Wall Street was set for a flat to higher open on Wednesday with the falling dollar likely to underpin shares of natural resource companies, including energy producers and miners.

The U.S. dollar fell to fresh 2009 lows against the euro, keeping gold prices near the $1,000 level. Oil rose nearly 1 percent above $71 a barrel as OPEC ministers were set to meet and expected to leave official output unchanged.

Oil is coming up and so is gold, so the commodity theme is still alive and well right now, said Frank Lesh, a futures analyst and broker at FuturePath Trading LLC in Chicago.

Shares of health insurers are also in focus ahead of U.S. President Barack Obama's speech to Congress Wednesday evening in which he will provide specifics about his vision for overhauling the healthcare system.

In an encouraging sign for the ailing housing sector, mortgage applications surged last week, with demand rising to its highest level since late-May, data showed. A recovery in housing is seen as key to a sustainable economic rebound.

S&P 500 futures added 1.70 points and were above fair value, a formula that evaluates pricing by taking into account interest rates, dividends and time to expiration on the contract. Dow Jones industrial average futures gained 8 points, and Nasdaq 100 futures rose 2 points.

Investors will get a look at the state of the economy after the Federal Reserve issues the Beige Book, a summary of economic conditions in the 12 Fed districts at 2:00 p.m. EDT.

Shares of General Electric Co gained 3 percent to $14.93 in premarket trading after Goldman Sachs raised its price target to $18 from $15.

McDonald's Corp slipped 1.5 percent to $55.40 after the hamburger chain said sales at restaurants worldwide open at least 13 months rose 2.2 percent in August.

Retailer Talbots Inc jumped 10 percent to $7.80 after it reported a quarterly loss that was not as deep as expected as the company attempts a turnaround through cost-cutting and better merchandising.

Shares of Microchip Technology Inc rose 1.8 percent to $27.57 after the chipmaker raised its revenue and earnings outlook for the second quarter on Tuesday. On Wednesday, Barclays raised its price target to $28.

Stocks advanced on Tuesday on an uptick in merger and activity, while the weak dollar led to gains in commodities, lifting shares of oil and mining companies.

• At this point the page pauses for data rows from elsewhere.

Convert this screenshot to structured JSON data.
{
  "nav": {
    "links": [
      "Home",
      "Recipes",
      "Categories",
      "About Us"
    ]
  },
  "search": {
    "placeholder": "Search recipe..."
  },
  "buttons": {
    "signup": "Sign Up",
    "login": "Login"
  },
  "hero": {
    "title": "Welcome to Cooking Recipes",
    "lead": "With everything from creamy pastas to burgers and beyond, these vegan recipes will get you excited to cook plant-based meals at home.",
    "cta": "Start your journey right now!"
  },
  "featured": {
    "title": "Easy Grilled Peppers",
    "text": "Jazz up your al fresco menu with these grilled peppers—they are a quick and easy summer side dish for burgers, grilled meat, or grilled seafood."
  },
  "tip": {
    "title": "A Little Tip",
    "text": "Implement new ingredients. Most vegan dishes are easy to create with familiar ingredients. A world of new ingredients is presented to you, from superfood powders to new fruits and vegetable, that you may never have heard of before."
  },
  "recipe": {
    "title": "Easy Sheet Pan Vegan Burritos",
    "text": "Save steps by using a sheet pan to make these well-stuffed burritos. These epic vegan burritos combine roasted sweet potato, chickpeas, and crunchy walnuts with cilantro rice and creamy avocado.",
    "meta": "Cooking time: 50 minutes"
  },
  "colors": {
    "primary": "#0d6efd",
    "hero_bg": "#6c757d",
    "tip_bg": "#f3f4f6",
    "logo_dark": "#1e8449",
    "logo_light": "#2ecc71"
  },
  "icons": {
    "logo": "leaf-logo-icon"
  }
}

The S&P 500 has rallied 52 percent from its multiyear low in March, and analysts still gave an upbeat outlook for the benchmark.

(Reporting by Leah Schnurr; editing by Jeffrey Benkoe)